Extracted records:
BEGIN
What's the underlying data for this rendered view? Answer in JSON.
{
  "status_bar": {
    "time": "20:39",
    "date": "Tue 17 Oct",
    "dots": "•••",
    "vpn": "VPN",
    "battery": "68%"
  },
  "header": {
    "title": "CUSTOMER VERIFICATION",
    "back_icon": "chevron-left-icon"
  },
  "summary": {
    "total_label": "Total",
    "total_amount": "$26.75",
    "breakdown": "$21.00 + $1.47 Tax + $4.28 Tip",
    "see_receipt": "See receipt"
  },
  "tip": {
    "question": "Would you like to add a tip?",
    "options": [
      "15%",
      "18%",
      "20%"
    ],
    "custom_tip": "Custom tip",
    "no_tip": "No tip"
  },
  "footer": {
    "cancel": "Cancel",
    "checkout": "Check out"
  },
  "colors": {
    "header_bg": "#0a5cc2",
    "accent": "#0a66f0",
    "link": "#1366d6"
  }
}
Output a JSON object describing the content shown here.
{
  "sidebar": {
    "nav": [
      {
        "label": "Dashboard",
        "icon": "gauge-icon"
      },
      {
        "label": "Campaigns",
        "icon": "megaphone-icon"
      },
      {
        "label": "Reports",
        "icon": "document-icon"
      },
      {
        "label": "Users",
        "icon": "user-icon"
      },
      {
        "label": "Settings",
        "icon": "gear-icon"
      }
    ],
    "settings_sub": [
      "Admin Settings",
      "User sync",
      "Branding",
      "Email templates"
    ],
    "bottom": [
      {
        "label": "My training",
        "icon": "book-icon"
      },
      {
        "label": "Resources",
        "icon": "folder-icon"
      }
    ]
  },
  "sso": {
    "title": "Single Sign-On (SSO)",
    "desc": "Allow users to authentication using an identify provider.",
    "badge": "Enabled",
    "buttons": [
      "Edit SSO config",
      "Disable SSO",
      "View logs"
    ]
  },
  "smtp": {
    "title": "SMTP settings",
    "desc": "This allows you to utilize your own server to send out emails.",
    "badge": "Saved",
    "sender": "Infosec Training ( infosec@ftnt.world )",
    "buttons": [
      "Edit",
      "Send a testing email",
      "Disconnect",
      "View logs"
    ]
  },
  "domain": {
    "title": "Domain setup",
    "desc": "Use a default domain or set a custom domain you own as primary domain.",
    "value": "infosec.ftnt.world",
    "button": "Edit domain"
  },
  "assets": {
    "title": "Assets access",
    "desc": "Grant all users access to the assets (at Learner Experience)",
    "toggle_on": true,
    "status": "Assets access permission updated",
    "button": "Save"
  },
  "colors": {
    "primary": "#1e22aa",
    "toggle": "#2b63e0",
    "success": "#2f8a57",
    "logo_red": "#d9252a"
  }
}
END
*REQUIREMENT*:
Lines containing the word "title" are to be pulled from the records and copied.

*EXERCISE RESULT*:
    "title": "CUSTOMER VERIFICATION",
    "title": "Single Sign-On (SSO)",
    "title": "SMTP settings",
    "title": "Domain setup",
    "title": "Assets access",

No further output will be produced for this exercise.